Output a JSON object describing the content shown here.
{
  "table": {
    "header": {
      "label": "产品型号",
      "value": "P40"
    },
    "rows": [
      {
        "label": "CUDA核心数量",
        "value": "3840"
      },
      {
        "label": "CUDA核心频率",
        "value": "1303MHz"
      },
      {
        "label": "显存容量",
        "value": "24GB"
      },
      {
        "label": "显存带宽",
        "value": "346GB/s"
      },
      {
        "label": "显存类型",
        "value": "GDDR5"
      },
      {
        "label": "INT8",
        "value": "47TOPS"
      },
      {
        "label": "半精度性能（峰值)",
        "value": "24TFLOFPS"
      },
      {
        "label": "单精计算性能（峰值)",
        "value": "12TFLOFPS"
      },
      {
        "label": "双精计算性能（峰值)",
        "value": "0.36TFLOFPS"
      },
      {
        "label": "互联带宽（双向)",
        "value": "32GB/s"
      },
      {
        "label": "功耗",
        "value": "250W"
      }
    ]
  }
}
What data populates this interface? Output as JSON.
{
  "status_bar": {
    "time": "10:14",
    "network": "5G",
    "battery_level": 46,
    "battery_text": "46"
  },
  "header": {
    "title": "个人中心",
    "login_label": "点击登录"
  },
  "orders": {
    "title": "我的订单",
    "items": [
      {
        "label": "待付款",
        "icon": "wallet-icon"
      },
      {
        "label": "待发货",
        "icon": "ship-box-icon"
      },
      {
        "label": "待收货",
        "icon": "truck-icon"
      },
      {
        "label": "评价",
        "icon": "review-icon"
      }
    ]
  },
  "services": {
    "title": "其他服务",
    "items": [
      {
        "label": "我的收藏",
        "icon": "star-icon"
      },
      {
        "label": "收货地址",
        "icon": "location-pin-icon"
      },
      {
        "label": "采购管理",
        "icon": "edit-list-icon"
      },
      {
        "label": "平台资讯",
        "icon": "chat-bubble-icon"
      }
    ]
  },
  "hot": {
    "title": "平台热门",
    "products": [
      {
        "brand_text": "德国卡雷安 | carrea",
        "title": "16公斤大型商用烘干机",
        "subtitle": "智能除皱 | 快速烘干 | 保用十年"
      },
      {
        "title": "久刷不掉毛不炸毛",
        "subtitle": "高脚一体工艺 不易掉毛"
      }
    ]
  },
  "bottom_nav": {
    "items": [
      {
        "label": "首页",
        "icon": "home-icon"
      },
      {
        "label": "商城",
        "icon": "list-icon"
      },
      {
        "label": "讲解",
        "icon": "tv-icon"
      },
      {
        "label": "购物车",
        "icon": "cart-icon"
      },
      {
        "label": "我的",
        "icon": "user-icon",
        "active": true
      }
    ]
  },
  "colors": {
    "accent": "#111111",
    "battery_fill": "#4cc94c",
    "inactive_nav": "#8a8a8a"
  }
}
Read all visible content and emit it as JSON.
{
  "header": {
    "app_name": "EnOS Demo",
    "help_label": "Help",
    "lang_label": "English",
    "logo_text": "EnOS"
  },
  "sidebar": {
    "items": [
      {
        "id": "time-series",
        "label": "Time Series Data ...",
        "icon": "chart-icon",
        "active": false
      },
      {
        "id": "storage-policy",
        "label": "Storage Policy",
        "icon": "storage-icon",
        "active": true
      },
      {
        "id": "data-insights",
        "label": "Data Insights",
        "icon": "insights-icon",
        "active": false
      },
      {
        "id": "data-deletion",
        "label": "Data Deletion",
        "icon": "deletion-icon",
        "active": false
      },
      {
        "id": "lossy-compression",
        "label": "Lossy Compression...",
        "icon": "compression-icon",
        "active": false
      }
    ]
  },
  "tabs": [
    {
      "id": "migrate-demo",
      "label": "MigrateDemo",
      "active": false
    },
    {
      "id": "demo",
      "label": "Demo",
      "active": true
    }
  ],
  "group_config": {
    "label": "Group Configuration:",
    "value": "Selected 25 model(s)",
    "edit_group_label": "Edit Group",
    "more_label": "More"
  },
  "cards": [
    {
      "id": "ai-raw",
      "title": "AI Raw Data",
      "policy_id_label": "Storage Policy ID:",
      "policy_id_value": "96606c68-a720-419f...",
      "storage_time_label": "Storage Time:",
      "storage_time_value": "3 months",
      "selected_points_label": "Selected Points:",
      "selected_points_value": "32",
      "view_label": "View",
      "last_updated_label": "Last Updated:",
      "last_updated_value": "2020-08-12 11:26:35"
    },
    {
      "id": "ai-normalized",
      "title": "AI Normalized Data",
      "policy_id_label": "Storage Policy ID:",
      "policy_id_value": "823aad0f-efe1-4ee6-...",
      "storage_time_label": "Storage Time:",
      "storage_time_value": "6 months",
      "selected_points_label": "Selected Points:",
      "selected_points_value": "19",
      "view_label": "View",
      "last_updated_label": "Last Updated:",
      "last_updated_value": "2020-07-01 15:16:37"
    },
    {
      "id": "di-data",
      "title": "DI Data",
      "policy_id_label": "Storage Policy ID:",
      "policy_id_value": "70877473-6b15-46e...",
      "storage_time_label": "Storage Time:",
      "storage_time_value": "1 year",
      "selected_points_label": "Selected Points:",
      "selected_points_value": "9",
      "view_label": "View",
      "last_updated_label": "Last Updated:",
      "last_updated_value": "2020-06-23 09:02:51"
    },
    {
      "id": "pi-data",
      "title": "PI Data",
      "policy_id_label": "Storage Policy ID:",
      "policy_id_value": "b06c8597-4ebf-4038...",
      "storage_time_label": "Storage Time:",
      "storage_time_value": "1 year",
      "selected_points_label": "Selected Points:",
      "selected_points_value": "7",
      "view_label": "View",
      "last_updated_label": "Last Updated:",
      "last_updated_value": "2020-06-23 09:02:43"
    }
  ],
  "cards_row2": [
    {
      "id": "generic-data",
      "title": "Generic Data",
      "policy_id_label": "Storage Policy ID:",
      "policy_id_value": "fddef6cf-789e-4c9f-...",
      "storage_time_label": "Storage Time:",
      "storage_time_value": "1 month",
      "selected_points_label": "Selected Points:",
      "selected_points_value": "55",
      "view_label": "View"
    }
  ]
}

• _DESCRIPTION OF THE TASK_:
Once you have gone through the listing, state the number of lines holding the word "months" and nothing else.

• _SOLUTION FOR THIS PROBLEM_:
2